● **The problem**: For the listing below, give the number of lines in which "delivery" occurs. Add nothing.

● **Entries supplied**:
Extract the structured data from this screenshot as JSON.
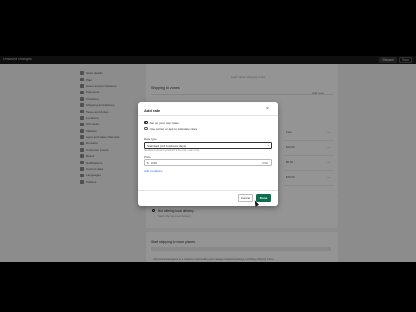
{
  "topbar": {
    "title": "Unsaved changes",
    "discard_label": "Discard",
    "save_label": "Save"
  },
  "sidebar": {
    "items": [
      {
        "label": "Store details",
        "icon": "store-icon"
      },
      {
        "label": "Plan",
        "icon": "plan-icon"
      },
      {
        "label": "Users and permissions",
        "icon": "users-icon"
      },
      {
        "label": "Payments",
        "icon": "payments-icon"
      },
      {
        "label": "Checkout",
        "icon": "checkout-icon"
      },
      {
        "label": "Shipping and delivery",
        "icon": "shipping-icon"
      },
      {
        "label": "Taxes and duties",
        "icon": "taxes-icon"
      },
      {
        "label": "Locations",
        "icon": "locations-icon"
      },
      {
        "label": "Gift cards",
        "icon": "gift-icon"
      },
      {
        "label": "Markets",
        "icon": "markets-icon"
      },
      {
        "label": "Apps and sales channels",
        "icon": "apps-icon"
      },
      {
        "label": "Domains",
        "icon": "domains-icon"
      },
      {
        "label": "Customer events",
        "icon": "events-icon"
      },
      {
        "label": "Brand",
        "icon": "brand-icon"
      },
      {
        "label": "Notifications",
        "icon": "notifications-icon"
      },
      {
        "label": "Custom data",
        "icon": "data-icon"
      },
      {
        "label": "Languages",
        "icon": "languages-icon"
      },
      {
        "label": "Policies",
        "icon": "policies-icon"
      }
    ]
  },
  "main": {
    "heading": "Shipping to zones",
    "top_link": "Learn about shipping zones",
    "add_zone": "Add zone",
    "rates": [
      "Free",
      "$10.00",
      "$5.00",
      "$15.00"
    ],
    "local_title": "Not offering local delivery",
    "local_sub": "Start offering local delivery",
    "bottom_title": "Start shipping to more places",
    "bottom_text": "Add countries/regions to a market to start selling and manage localized settings, including shipping zones."
  },
  "modal": {
    "title": "Add rate",
    "option_flat": "Set up your own rates",
    "option_calc": "Use carrier or app to calculate rates",
    "rate_type_label": "Rate type",
    "rate_type_value": "Standard (3-5 business days)",
    "rate_type_help": "Standard is shown by default if a free rate. Learn more",
    "price_label": "Price",
    "currency": "$",
    "price_value": "0.00",
    "price_unit": "USD",
    "add_conditions": "Add conditions",
    "cancel_label": "Cancel",
    "done_label": "Done"
  },
  "colors": {
    "primary": "#0d6e4f",
    "link": "#2c6ecb",
    "topbar": "#1a1a1a"
  }
}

● **Answer for this exercise**: 3